Website and app data records:
--------------------

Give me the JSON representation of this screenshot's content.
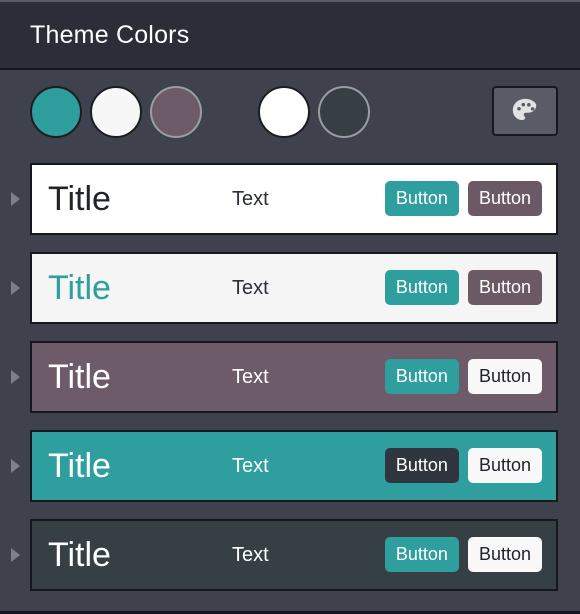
{
  "window": {
    "background": "#3f424d"
  },
  "header": {
    "title": "Theme Colors",
    "background": "#2b2d38",
    "text_color": "#ffffff"
  },
  "swatch_bar": {
    "swatches": [
      {
        "name": "primary-teal",
        "color": "#2f9e9e",
        "ring": "#1c1d23",
        "gap_before": false
      },
      {
        "name": "light-white",
        "color": "#f7f7f7",
        "ring": "#1c1d23",
        "gap_before": false
      },
      {
        "name": "mauve",
        "color": "#6e5b69",
        "ring": "#9a9da5",
        "gap_before": false
      },
      {
        "name": "pure-white",
        "color": "#ffffff",
        "ring": "#1c1d23",
        "gap_before": true
      },
      {
        "name": "dark-slate",
        "color": "#353f44",
        "ring": "#9a9da5",
        "gap_before": false
      }
    ],
    "palette_button": {
      "icon": "palette-icon",
      "background": "#595c66",
      "icon_color": "#e2e2e4"
    }
  },
  "theme_rows": [
    {
      "expander": "collapsed-triangle",
      "background": "#ffffff",
      "title": "Title",
      "title_color": "#21232b",
      "text": "Text",
      "text_color": "#2c2f38",
      "buttons": [
        {
          "label": "Button",
          "background": "#2f9e9e",
          "color": "#ffffff"
        },
        {
          "label": "Button",
          "background": "#6b5a66",
          "color": "#ffffff"
        }
      ]
    },
    {
      "expander": "collapsed-triangle",
      "background": "#f5f5f5",
      "title": "Title",
      "title_color": "#2f9e9e",
      "text": "Text",
      "text_color": "#2c2f38",
      "buttons": [
        {
          "label": "Button",
          "background": "#2f9e9e",
          "color": "#ffffff"
        },
        {
          "label": "Button",
          "background": "#6b5a66",
          "color": "#ffffff"
        }
      ]
    },
    {
      "expander": "collapsed-triangle",
      "background": "#6e5b69",
      "title": "Title",
      "title_color": "#ffffff",
      "text": "Text",
      "text_color": "#ffffff",
      "buttons": [
        {
          "label": "Button",
          "background": "#2f9e9e",
          "color": "#ffffff"
        },
        {
          "label": "Button",
          "background": "#f8f8f8",
          "color": "#21232b"
        }
      ]
    },
    {
      "expander": "collapsed-triangle",
      "background": "#2f9e9e",
      "title": "Title",
      "title_color": "#ffffff",
      "text": "Text",
      "text_color": "#ffffff",
      "buttons": [
        {
          "label": "Button",
          "background": "#2f3640",
          "color": "#ffffff"
        },
        {
          "label": "Button",
          "background": "#f8f8f8",
          "color": "#21232b"
        }
      ]
    },
    {
      "expander": "collapsed-triangle",
      "background": "#353f44",
      "title": "Title",
      "title_color": "#ffffff",
      "text": "Text",
      "text_color": "#ffffff",
      "buttons": [
        {
          "label": "Button",
          "background": "#2f9e9e",
          "color": "#ffffff"
        },
        {
          "label": "Button",
          "background": "#f8f8f8",
          "color": "#21232b"
        }
      ]
    }
  ]
}
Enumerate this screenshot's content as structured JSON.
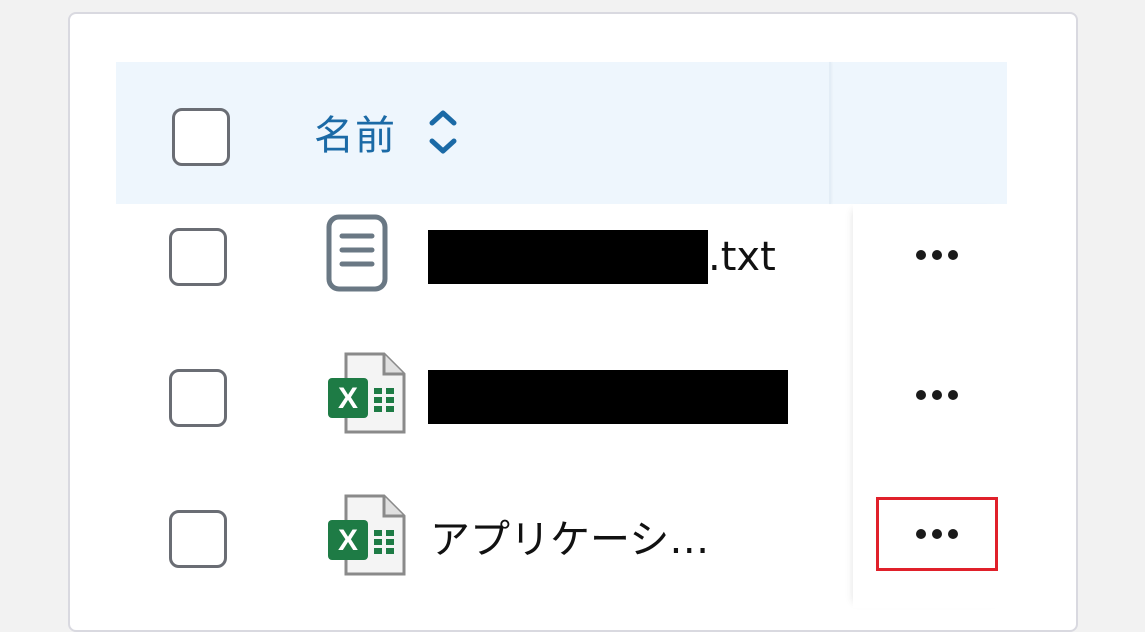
{
  "table": {
    "header": {
      "name_label": "名前"
    },
    "rows": [
      {
        "name_suffix": ".txt",
        "file_type": "text-file-icon",
        "redacted": true
      },
      {
        "name_suffix": "",
        "file_type": "excel-file-icon",
        "redacted": true
      },
      {
        "name": "アプリケーシ…",
        "file_type": "excel-file-icon",
        "redacted": false
      }
    ],
    "more_label": "•••"
  },
  "colors": {
    "header_bg": "#eef6fd",
    "header_text": "#1b6aa6",
    "excel_green": "#1e7b45",
    "highlight": "#e0202a"
  }
}
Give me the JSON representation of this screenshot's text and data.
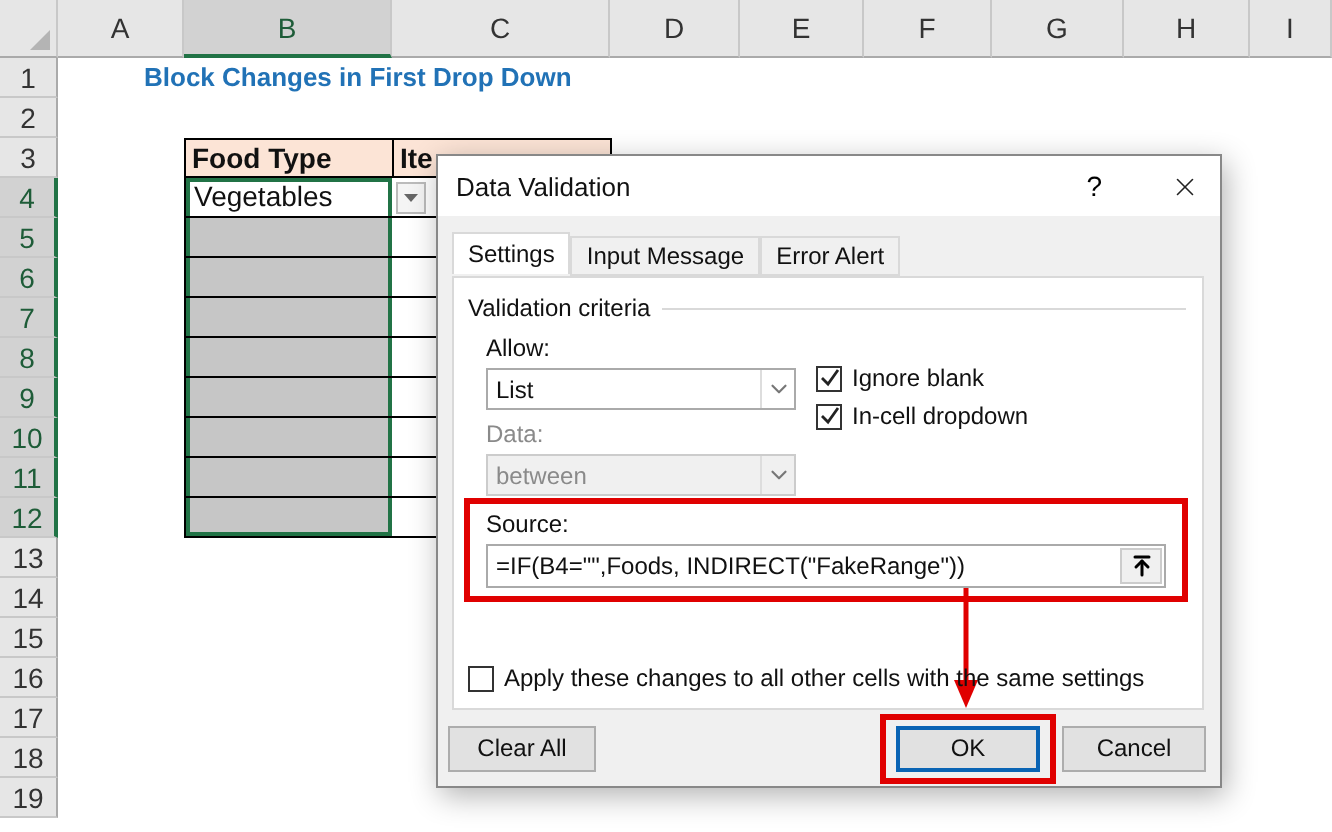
{
  "sheet": {
    "columns": [
      {
        "label": "A",
        "selected": false
      },
      {
        "label": "B",
        "selected": true
      },
      {
        "label": "C",
        "selected": false
      },
      {
        "label": "D",
        "selected": false
      },
      {
        "label": "E",
        "selected": false
      },
      {
        "label": "F",
        "selected": false
      },
      {
        "label": "G",
        "selected": false
      },
      {
        "label": "H",
        "selected": false
      },
      {
        "label": "I",
        "selected": false
      }
    ],
    "rows": [
      {
        "label": "1",
        "selected": false
      },
      {
        "label": "2",
        "selected": false
      },
      {
        "label": "3",
        "selected": false
      },
      {
        "label": "4",
        "selected": true
      },
      {
        "label": "5",
        "selected": true
      },
      {
        "label": "6",
        "selected": true
      },
      {
        "label": "7",
        "selected": true
      },
      {
        "label": "8",
        "selected": true
      },
      {
        "label": "9",
        "selected": true
      },
      {
        "label": "10",
        "selected": true
      },
      {
        "label": "11",
        "selected": true
      },
      {
        "label": "12",
        "selected": true
      },
      {
        "label": "13",
        "selected": false
      },
      {
        "label": "14",
        "selected": false
      },
      {
        "label": "15",
        "selected": false
      },
      {
        "label": "16",
        "selected": false
      },
      {
        "label": "17",
        "selected": false
      },
      {
        "label": "18",
        "selected": false
      },
      {
        "label": "19",
        "selected": false
      }
    ]
  },
  "title": "Block Changes in First Drop Down",
  "table": {
    "headers": [
      "Food Type",
      "Ite"
    ],
    "rows": [
      {
        "value": "Vegetables",
        "shaded": false,
        "selected": true,
        "dropdown": true
      },
      {
        "shaded": true,
        "selected": true
      },
      {
        "shaded": true,
        "selected": true
      },
      {
        "shaded": true,
        "selected": true
      },
      {
        "shaded": true,
        "selected": true
      },
      {
        "shaded": true,
        "selected": true
      },
      {
        "shaded": true,
        "selected": true
      },
      {
        "shaded": true,
        "selected": true
      },
      {
        "shaded": true,
        "selected": true
      }
    ]
  },
  "dialog": {
    "title": "Data Validation",
    "help": "?",
    "tabs": [
      {
        "label": "Settings",
        "selected": true
      },
      {
        "label": "Input Message",
        "selected": false
      },
      {
        "label": "Error Alert",
        "selected": false
      }
    ],
    "section": "Validation criteria",
    "allow": {
      "label": "Allow:",
      "value": "List",
      "disabled": false
    },
    "data": {
      "label": "Data:",
      "value": "between",
      "disabled": true
    },
    "options": [
      {
        "label": "Ignore blank",
        "checked": true
      },
      {
        "label": "In-cell dropdown",
        "checked": true
      }
    ],
    "source": {
      "label": "Source:",
      "value": "=IF(B4=\"\",Foods, INDIRECT(\"FakeRange\"))",
      "highlighted": true
    },
    "apply": {
      "label": "Apply these changes to all other cells with the same settings",
      "checked": false
    },
    "buttons": [
      {
        "label": "Clear All",
        "default": false,
        "highlighted": false
      },
      {
        "label": "OK",
        "default": true,
        "highlighted": true
      },
      {
        "label": "Cancel",
        "default": false,
        "highlighted": false
      }
    ]
  },
  "annotation": {
    "arrow": true
  }
}
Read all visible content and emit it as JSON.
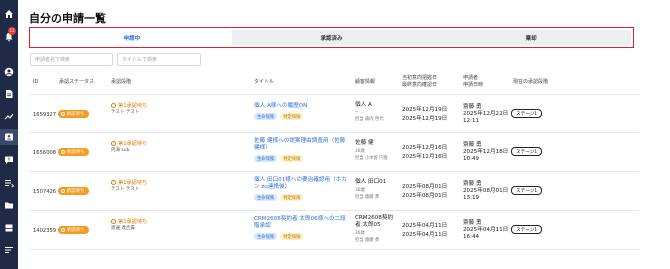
{
  "sidebar": {
    "notification_count": "11",
    "items": [
      {
        "icon": "home-icon"
      },
      {
        "icon": "bell-icon"
      },
      {
        "icon": "user-circle-icon"
      },
      {
        "icon": "document-icon"
      },
      {
        "icon": "trend-chart-icon"
      },
      {
        "icon": "person-card-icon"
      },
      {
        "icon": "chat-alert-icon"
      },
      {
        "icon": "list-icon"
      },
      {
        "icon": "folder-icon"
      },
      {
        "icon": "storage-icon"
      },
      {
        "icon": "filter-list-icon"
      }
    ]
  },
  "page": {
    "title": "自分の申請一覧"
  },
  "tabs": [
    {
      "label": "申請中",
      "active": true
    },
    {
      "label": "承認済み",
      "active": false
    },
    {
      "label": "棄却",
      "active": false
    }
  ],
  "filters": {
    "applicant_placeholder": "申請者名で検索",
    "title_placeholder": "タイトルで検索"
  },
  "table": {
    "headers": {
      "id": "ID",
      "status": "承認ステータス",
      "stage": "承認段階",
      "title": "タイトル",
      "customer": "顧客情報",
      "dates_1": "当初意向把握日",
      "dates_2": "最終意向確認日",
      "applicant_1": "申請者",
      "applicant_2": "申請日時",
      "current_stage": "現在の承認段階"
    },
    "rows": [
      {
        "id": "1659327",
        "status": "承認待ち",
        "stage": "第1承認待ち",
        "stage_sub": "テスト テスト",
        "title": "個人 A様への履歴ON",
        "tags": [
          "生命保険",
          "特定保険"
        ],
        "customer_name": "個人 A",
        "customer_age": "--",
        "customer_rep": "担当 森内 啓代",
        "date1": "2025年12月19日",
        "date2": "2025年12月19日",
        "applicant": "齋藤 勇",
        "applied_date": "2025年12月22日",
        "applied_time": "12:11",
        "current_stage": "ステージ1"
      },
      {
        "id": "1656008",
        "status": "承認待ち",
        "stage": "第1承認待ち",
        "stage_sub": "内海 sub",
        "title": "佐藤 健様への提案理由調査用（佐藤健様）",
        "tags": [
          "生命保険",
          "特定保険"
        ],
        "customer_name": "佐藤 健",
        "customer_age": "36歳",
        "customer_rep": "担当 小木曽 円香",
        "date1": "2025年12月16日",
        "date2": "2025年12月16日",
        "applicant": "齋藤 勇",
        "applied_date": "2025年12月18日",
        "applied_time": "10:49",
        "current_stage": "ステージ1"
      },
      {
        "id": "1507426",
        "status": "承認待ち",
        "stage": "第1承認待ち",
        "stage_sub": "テスト テスト",
        "title": "個人 田口01様への要治確認用（ホカン zu連携後）",
        "tags": [
          "生命保険",
          "特定保険"
        ],
        "customer_name": "個人 田口01",
        "customer_age": "36歳",
        "customer_rep": "担当 齋藤 勇",
        "date1": "2025年08月01日",
        "date2": "2025年08月01日",
        "applicant": "齋藤 勇",
        "applied_date": "2025年08月01日",
        "applied_time": "13:19",
        "current_stage": "ステージ1"
      },
      {
        "id": "1402359",
        "status": "承認待ち",
        "stage": "第1承認待ち",
        "stage_sub": "渡邊 達吉貴",
        "title": "CRM2608契約者 太郎06様への二段階承認",
        "tags": [
          "生命保険",
          "特定保険"
        ],
        "customer_name": "CRM2608契約者 太郎05",
        "customer_age": "36歳",
        "customer_rep": "担当 齋藤 勇",
        "date1": "2025年04月11日",
        "date2": "2025年04月11日",
        "applicant": "齋藤 勇",
        "applied_date": "2025年04月11日",
        "applied_time": "16:44",
        "current_stage": "ステージ1"
      }
    ]
  }
}
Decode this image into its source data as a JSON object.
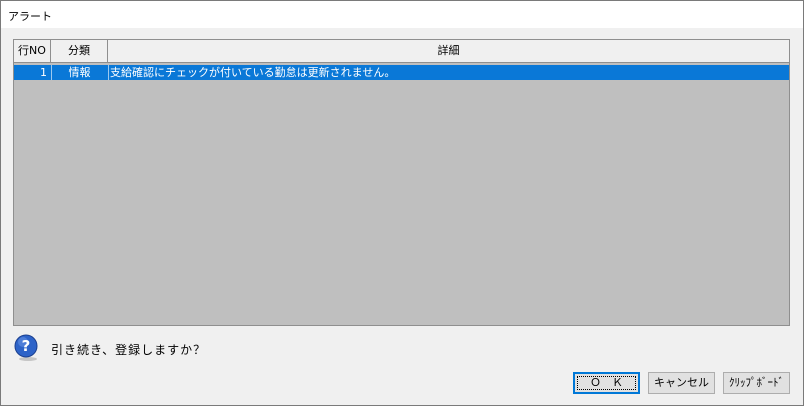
{
  "window": {
    "title": "アラート"
  },
  "grid": {
    "headers": {
      "row_no": "行NO",
      "category": "分類",
      "detail": "詳細"
    },
    "rows": [
      {
        "row_no": "1",
        "category": "情報",
        "detail": "支給確認にチェックが付いている勤怠は更新されません。"
      }
    ]
  },
  "prompt": {
    "icon": "question-icon",
    "text": "引き続き、登録しますか？"
  },
  "buttons": {
    "ok": "Ｏ　Ｋ",
    "cancel": "キャンセル",
    "clipboard": "ｸﾘｯﾌﾟﾎﾞｰﾄﾞ"
  },
  "colors": {
    "selection": "#0a78d7",
    "grid_background": "#bfbfbf",
    "default_button_border": "#0078d7"
  }
}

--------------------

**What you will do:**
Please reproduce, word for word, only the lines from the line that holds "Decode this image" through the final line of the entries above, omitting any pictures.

**Result for this exercise:**
Decode this image into its source data as a JSON object.
{
  "window": {
    "title": "アラート"
  },
  "grid": {
    "headers": {
      "row_no": "行NO",
      "category": "分類",
      "detail": "詳細"
    },
    "rows": [
      {
        "row_no": "1",
        "category": "情報",
        "detail": "支給確認にチェックが付いている勤怠は更新されません。"
      }
    ]
  },
  "prompt": {
    "icon": "question-icon",
    "text": "引き続き、登録しますか？"
  },
  "buttons": {
    "ok": "Ｏ　Ｋ",
    "cancel": "キャンセル",
    "clipboard": "ｸﾘｯﾌﾟﾎﾞｰﾄﾞ"
  },
  "colors": {
    "selection": "#0a78d7",
    "grid_background": "#bfbfbf",
    "default_button_border": "#0078d7"
  }
}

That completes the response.